Although buying more will reduce the per-user price, our advice is to only buy the mix of licenses that will address the business challenges that will from the focus of your first project. Don't get sold on additional bells and whistles that aren't aligned with your business case and may only become relevant down the track. Pay for what you need, when you need it.
Local customer references
Nothing is a substitute for hearing it direct from a customer. Speaking with other local businesses in similar (but non-competitive) industries who have successfully implemented the CRM you're evaluating, gives you an opportunity to learn from the experiences of those who have already travelled the road you're considering going down. Account Executives will of course, only connect you with customers they're confident will speak highly of their product, but if a CRM provider can't point you to any similar, successful customers, this is a red flag.
Quantifying likely ROI
Many CRM providers have designed ROI templates to help prospective customers quantify the benefits they're likely to see post implementation. The numbers factor in variables such as increased lead generation, faster lead response times, reduced administration time, improved sales conversion rates, greater customer retention, higher spend per account and smoother onboarding of new team members. These templates are genuinely helpful when preparing your business case. This being said, it's best to enter conservative estimates to ensure your investment return is likely to stack up even if your real-world results end up less than industry averages.
Tip: Know the jargon. CRMs not only have different functionality, but they also have different terms for that functionality. Most will publish a glossary of their terms as well as plain-English functionality definitions in their product data sheet. We'd recommend familiarising yourself with both. This will help you communicate knowledgeably with your Account Executive and consulting partner and also give you a full picture of the platform's capability.
It's easy for a CRM to become an expensive cloud-rolodex. CRM systems only deliver on their transformational potential when everyone from CEO to the sales floor are actually using the system in the right way. Below are the keys to getting everyone on the CRM bus from the outset:

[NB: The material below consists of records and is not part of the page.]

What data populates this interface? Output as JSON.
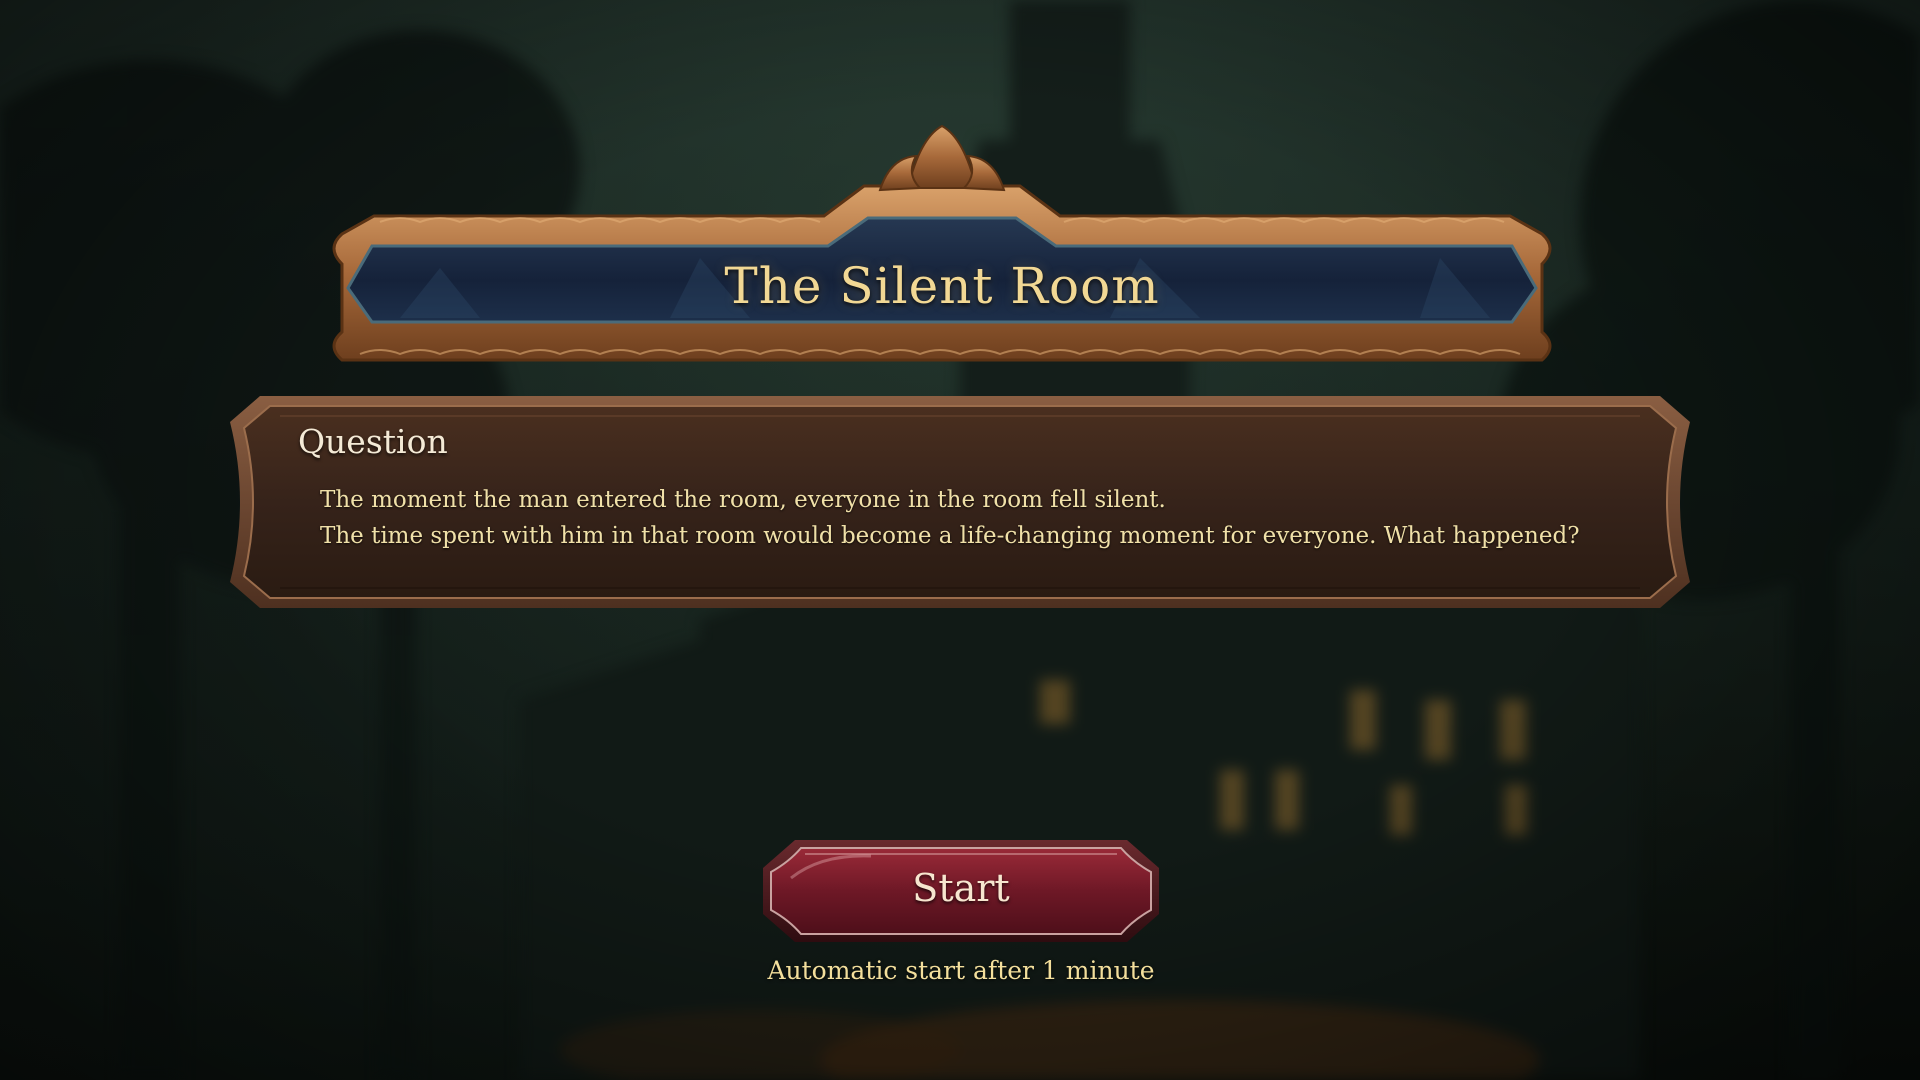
{
  "game": {
    "title": "The Silent Room",
    "question": {
      "heading": "Question",
      "lines": [
        "The moment the man entered the room, everyone in the room fell silent.",
        "The time spent with him in that room would become a life-changing moment for everyone. What happened?"
      ]
    },
    "start_button": {
      "label": "Start"
    },
    "auto_start_text": "Automatic start after 1 minute"
  },
  "colors": {
    "title_text": "#f2d894",
    "frame_gold": "#b37a45",
    "title_panel": "#1c2a45",
    "question_panel": "#3b2619",
    "start_button": "#7a1e2a",
    "auto_start_text": "#f3df9c"
  },
  "background": {
    "scene": "haunted-mansion-night",
    "icons": [
      "mansion-silhouette",
      "tree-silhouette",
      "lit-windows"
    ]
  }
}
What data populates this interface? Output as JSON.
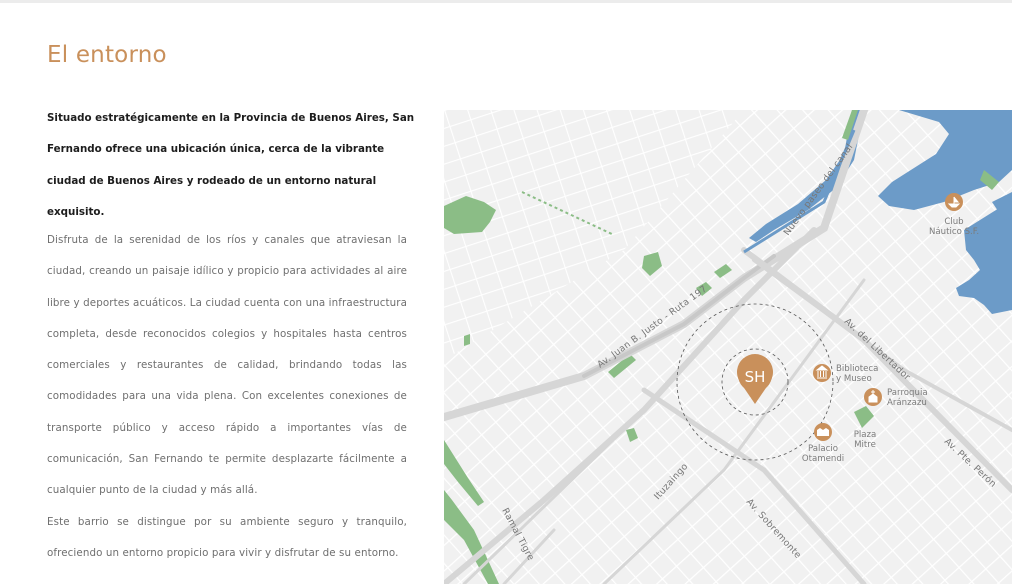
{
  "section": {
    "title": "El entorno",
    "lead": "Situado estratégicamente en la Provincia de Buenos Aires, San Fernando ofrece una ubicación única, cerca de la vibrante ciudad de Buenos Aires y rodeado de un entorno natural exquisito.",
    "paragraph1": "Disfruta de la serenidad de los ríos y canales que atraviesan la ciudad, creando un paisaje idílico y propicio para actividades al aire libre y deportes acuáticos. La ciudad cuenta con una infraestructura completa, desde reconocidos colegios y hospitales hasta centros comerciales y restaurantes de calidad, brindando todas las comodidades para una vida plena. Con excelentes conexiones de transporte público y acceso rápido a importantes vías de comunicación, San Fernando te permite desplazarte fácilmente a cualquier punto de la ciudad y más allá.",
    "paragraph2": "Este barrio se distingue por su ambiente seguro y tranquilo, ofreciendo un entorno propicio para vivir y disfrutar de su entorno."
  },
  "map": {
    "marker_label": "SH",
    "colors": {
      "accent": "#c9905b",
      "water": "#6c9bc8",
      "park": "#8bbd86",
      "land": "#f1f1f1",
      "road": "#d6d6d6"
    },
    "streets": {
      "juan_b_justo": "Av. Juan B. Justo - Ruta 197",
      "nuevo_paseo": "Nuevo paseo del canal",
      "libertador": "Av. del Libertador",
      "pte_peron": "Av. Pte. Perón",
      "sobremonte": "Av. Sobremonte",
      "ituzaingo": "Ituzaingo",
      "ramal_tigre": "Ramal Tigre"
    },
    "pois": {
      "club_line1": "Club",
      "club_line2": "Náutico S.F.",
      "biblioteca_line1": "Biblioteca",
      "biblioteca_line2": "y Museo",
      "parroquia_line1": "Parroquia",
      "parroquia_line2": "Aránzazu",
      "plaza_line1": "Plaza",
      "plaza_line2": "Mitre",
      "palacio_line1": "Palacio",
      "palacio_line2": "Otamendi"
    }
  }
}
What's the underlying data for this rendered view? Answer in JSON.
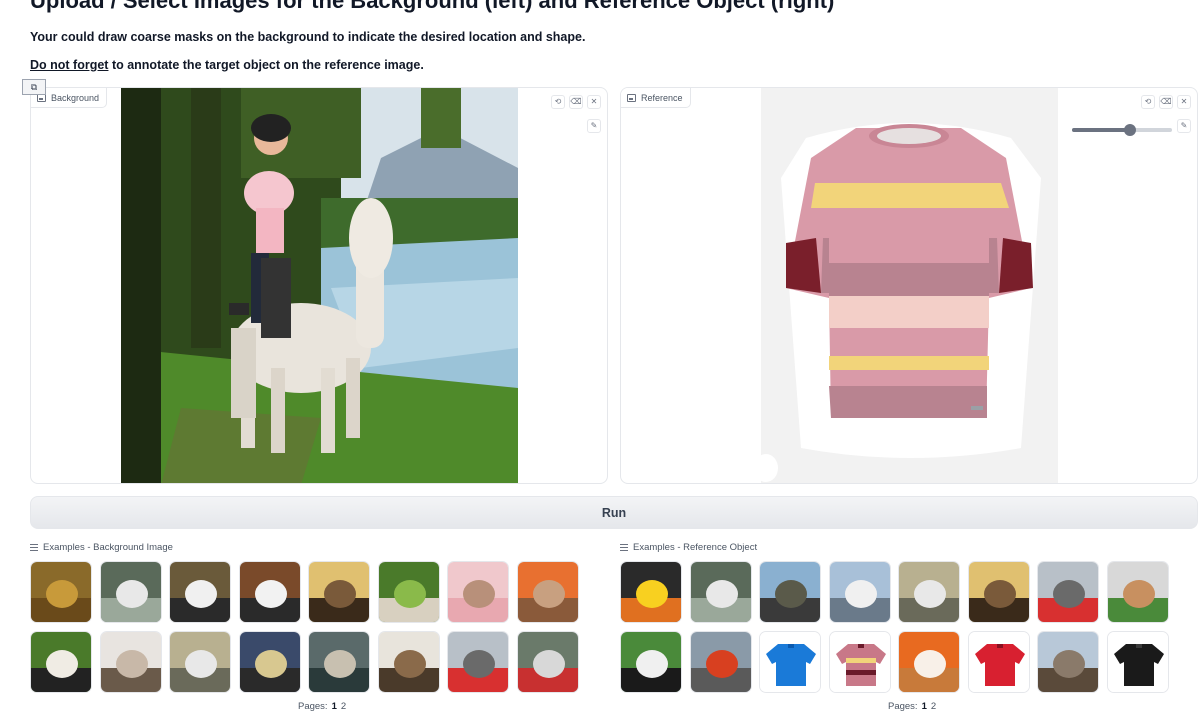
{
  "header": {
    "title": "Upload / Select Images for the Background (left) and Reference Object (right)",
    "desc1": "Your could draw coarse masks on the background to indicate the desired location and shape.",
    "desc2_underlined": "Do not forget",
    "desc2_rest": " to annotate the target object on the reference image."
  },
  "background_panel": {
    "label": "Background",
    "tools": {
      "undo": "⟲",
      "erase": "⌫",
      "close": "✕",
      "brush": "✎"
    }
  },
  "reference_panel": {
    "label": "Reference",
    "tools": {
      "undo": "⟲",
      "erase": "⌫",
      "close": "✕",
      "brush": "✎"
    },
    "brush_size_fraction": 0.58
  },
  "run_button": {
    "label": "Run"
  },
  "examples_background": {
    "label": "Examples - Background Image",
    "thumbnails": [
      "dog-photo",
      "white-dog-photo",
      "puppy-photo",
      "computer-desk-photo",
      "living-room-photo",
      "bird-photo",
      "cat-on-bed-photo",
      "cat-orange-photo",
      "girl-horse-photo",
      "people-table-photo",
      "blender-photo",
      "room-photo",
      "fireplace-room-photo",
      "dining-room-photo",
      "street-cars-photo",
      "bus-photo"
    ],
    "pages_label": "Pages:",
    "pages": [
      "1",
      "2"
    ],
    "current_page": "1"
  },
  "examples_reference": {
    "label": "Examples - Reference Object",
    "thumbnails": [
      "rubber-duck-photo",
      "white-dog-photo",
      "car-photo",
      "seagulls-photo",
      "blender-photo",
      "living-room-photo",
      "street-cars-photo",
      "taco-photo",
      "panda-photo",
      "fire-hydrant-photo",
      "blue-polo-photo",
      "striped-top-photo",
      "corgi-photo",
      "red-cardigan-photo",
      "sloth-plush-photo",
      "black-top-photo"
    ],
    "pages_label": "Pages:",
    "pages": [
      "1",
      "2"
    ],
    "current_page": "1"
  },
  "colors": {
    "accent": "#6b7280",
    "border": "#e5e7eb",
    "shirt_pink": "#d99aa8",
    "shirt_yellow": "#f2d47a",
    "shirt_maroon": "#7a1f2b"
  }
}
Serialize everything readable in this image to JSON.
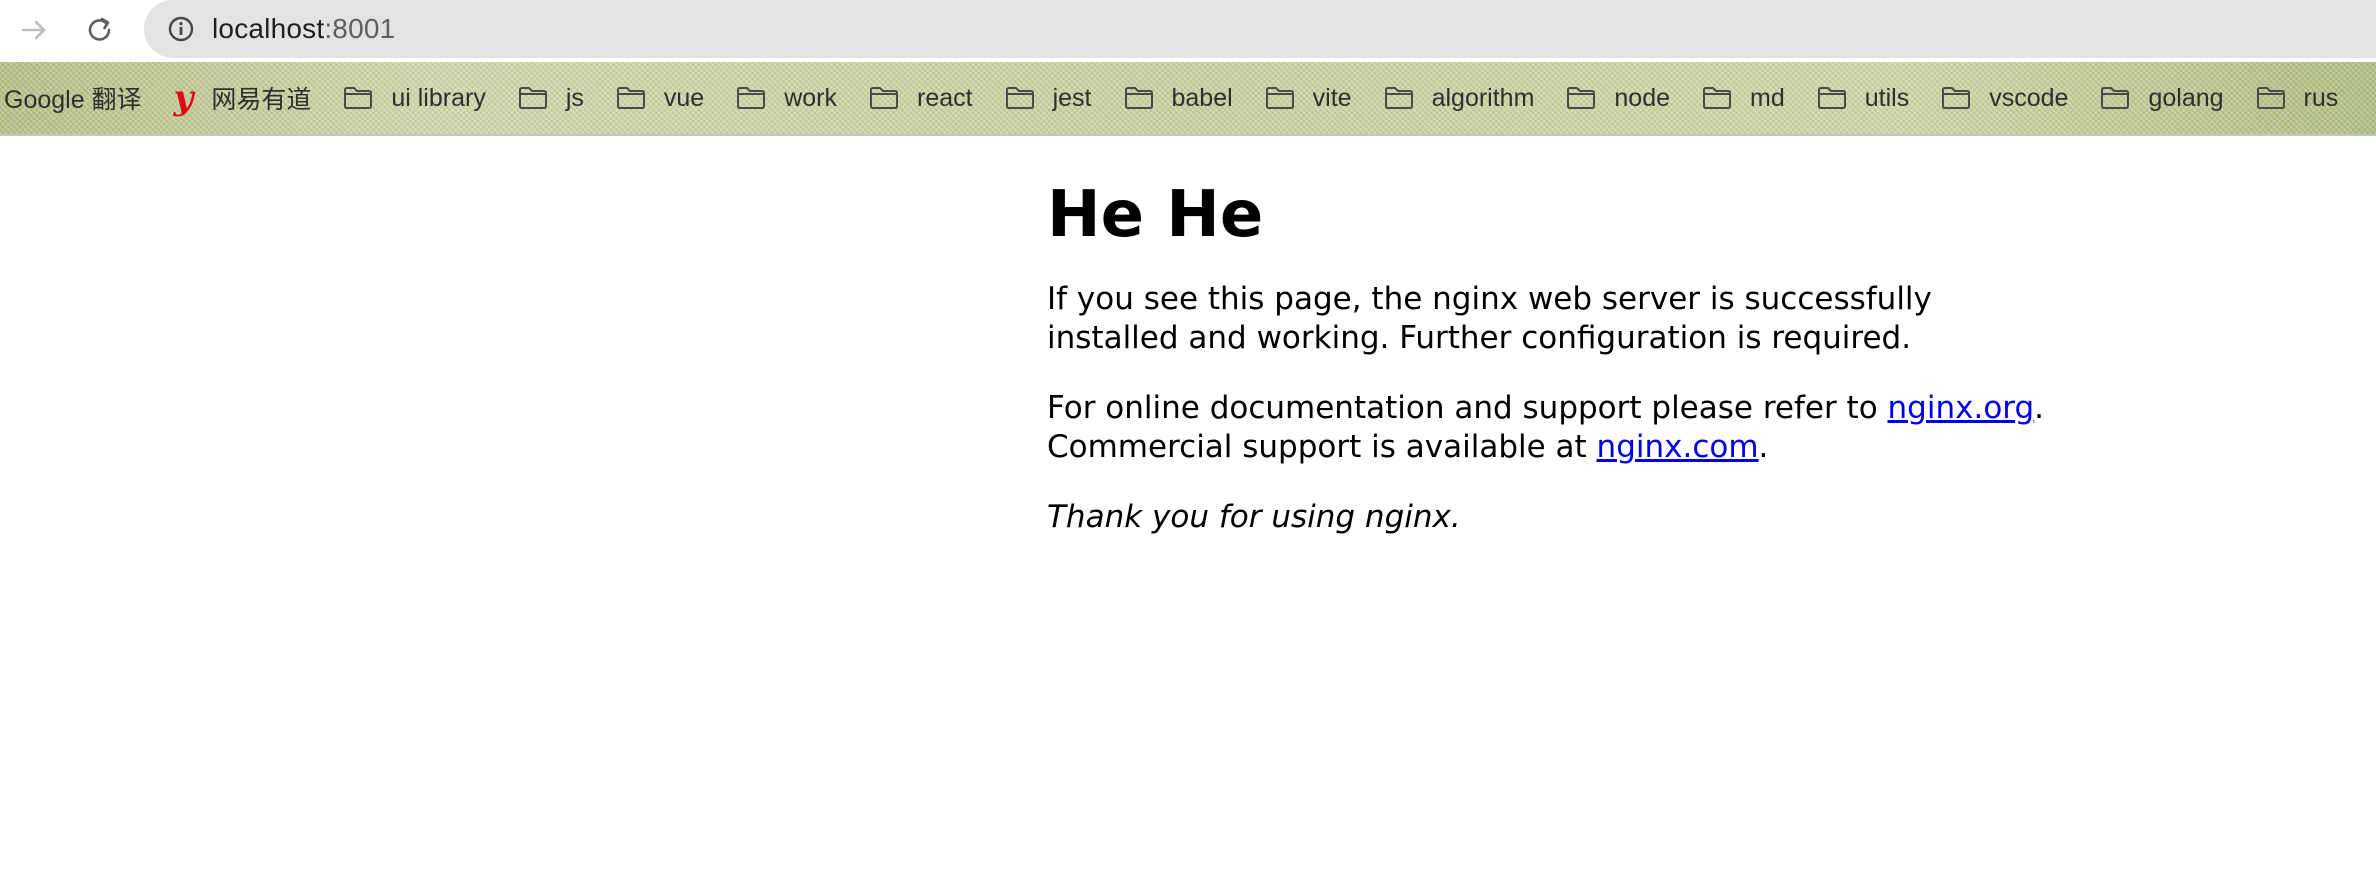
{
  "browser": {
    "url_host": "localhost",
    "url_port": ":8001",
    "icons": {
      "forward": "arrow-right-icon",
      "reload": "reload-icon",
      "site_info": "info-circle-icon"
    }
  },
  "bookmarks": [
    {
      "label": "Google 翻译",
      "icon": "none"
    },
    {
      "label": "网易有道",
      "icon": "youdao-icon",
      "icon_glyph": "y"
    },
    {
      "label": "ui library",
      "icon": "folder-icon"
    },
    {
      "label": "js",
      "icon": "folder-icon"
    },
    {
      "label": "vue",
      "icon": "folder-icon"
    },
    {
      "label": "work",
      "icon": "folder-icon"
    },
    {
      "label": "react",
      "icon": "folder-icon"
    },
    {
      "label": "jest",
      "icon": "folder-icon"
    },
    {
      "label": "babel",
      "icon": "folder-icon"
    },
    {
      "label": "vite",
      "icon": "folder-icon"
    },
    {
      "label": "algorithm",
      "icon": "folder-icon"
    },
    {
      "label": "node",
      "icon": "folder-icon"
    },
    {
      "label": "md",
      "icon": "folder-icon"
    },
    {
      "label": "utils",
      "icon": "folder-icon"
    },
    {
      "label": "vscode",
      "icon": "folder-icon"
    },
    {
      "label": "golang",
      "icon": "folder-icon"
    },
    {
      "label": "rus",
      "icon": "folder-icon"
    }
  ],
  "page": {
    "heading": "He He",
    "p1": "If you see this page, the nginx web server is successfully installed and working. Further configuration is required.",
    "p2_before": "For online documentation and support please refer to ",
    "p2_link1": "nginx.org",
    "p2_middle": ".",
    "p2_line2": "Commercial support is available at ",
    "p2_link2": "nginx.com",
    "p2_end": ".",
    "p3": "Thank you for using nginx."
  },
  "colors": {
    "link": "#0000ee",
    "omnibox_bg": "#e3e3e3",
    "youdao_red": "#e60012"
  }
}
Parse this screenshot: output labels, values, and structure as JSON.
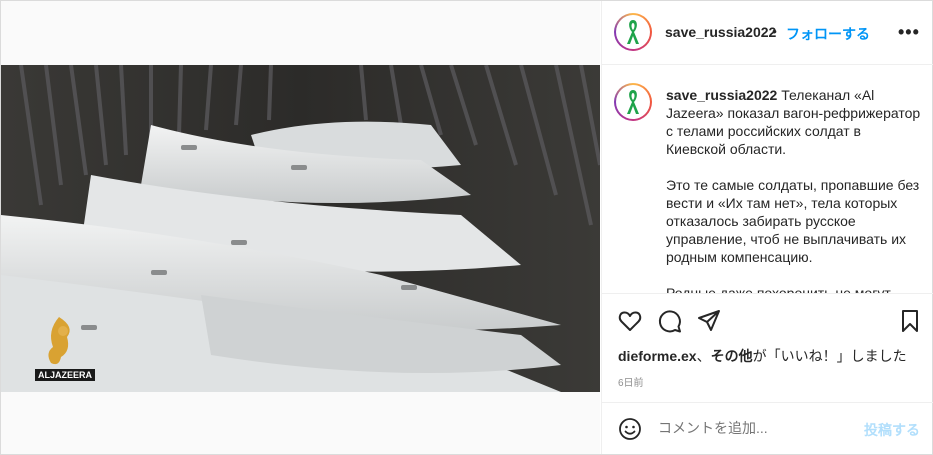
{
  "account": {
    "username": "save_russia2022",
    "follow_label": "フォローする",
    "separator": "•"
  },
  "caption": {
    "username": "save_russia2022",
    "text": "Телеканал «Al Jazeera» показал вагон-рефрижератор с телами российских солдат в Киевской области.\n\nЭто те самые солдаты, пропавшие без вести и «Их там нет», тела которых отказалось забирать русское управление, чтоб не выплачивать их родным компенсацию.\n\nРодные даже похоронить не могут"
  },
  "video": {
    "watermark": "ALJAZEERA"
  },
  "likes": {
    "user": "dieforme.ex",
    "separator": "、",
    "others": "その他",
    "suffix": "が「いいね！」しました"
  },
  "timestamp": "6日前",
  "comment": {
    "placeholder": "コメントを追加...",
    "post_label": "投稿する"
  },
  "icons": [
    "heart-icon",
    "comment-icon",
    "share-icon",
    "bookmark-icon",
    "emoji-icon",
    "more-icon"
  ],
  "colors": {
    "link": "#0095f6",
    "post_disabled": "#b2dffc",
    "ribbon": "#1fa34a"
  }
}
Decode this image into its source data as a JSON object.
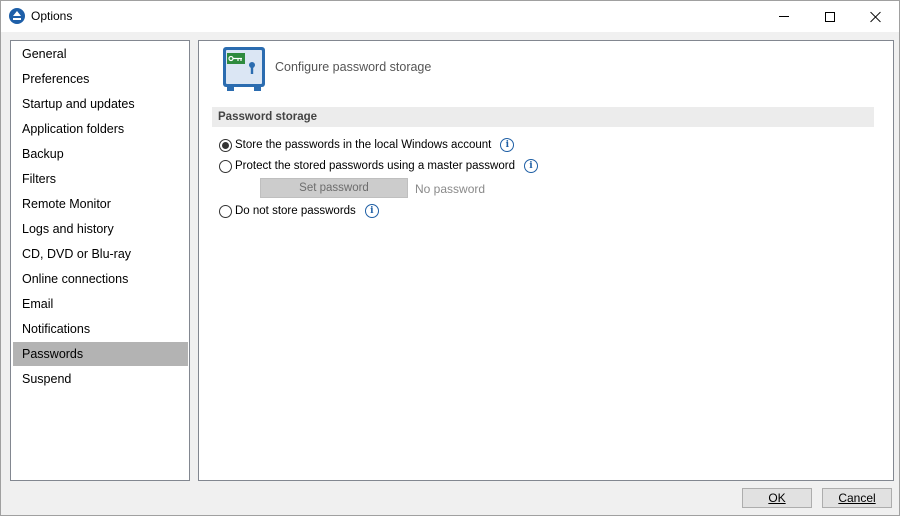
{
  "window": {
    "title": "Options"
  },
  "nav": {
    "items": [
      {
        "label": "General"
      },
      {
        "label": "Preferences"
      },
      {
        "label": "Startup and updates"
      },
      {
        "label": "Application folders"
      },
      {
        "label": "Backup"
      },
      {
        "label": "Filters"
      },
      {
        "label": "Remote Monitor"
      },
      {
        "label": "Logs and history"
      },
      {
        "label": "CD, DVD or Blu-ray"
      },
      {
        "label": "Online connections"
      },
      {
        "label": "Email"
      },
      {
        "label": "Notifications"
      },
      {
        "label": "Passwords"
      },
      {
        "label": "Suspend"
      }
    ],
    "selected": "Passwords"
  },
  "panel": {
    "header": "Configure password storage",
    "section_title": "Password storage",
    "options": [
      {
        "label": "Store the passwords in the local Windows account",
        "checked": true
      },
      {
        "label": "Protect the stored passwords using a master password",
        "checked": false
      },
      {
        "label": "Do not store passwords",
        "checked": false
      }
    ],
    "set_password_label": "Set password",
    "password_status": "No password"
  },
  "buttons": {
    "ok_label": "OK",
    "cancel_label": "Cancel"
  },
  "colors": {
    "selection": "#b3b3b3",
    "info_icon": "#1f5fa5",
    "safe_body": "#2b6cb0"
  }
}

You need a document signed. Maybe it's a contract. A disclosure statement. It could be anything. You attach it to an email and send it to your client. Your client prints it out and completes it. They sign it, scan it, attach it to an email and send it back. You print it and give it to your admin team. They double enter the data back into your system and file it. What a horrendous waste of time.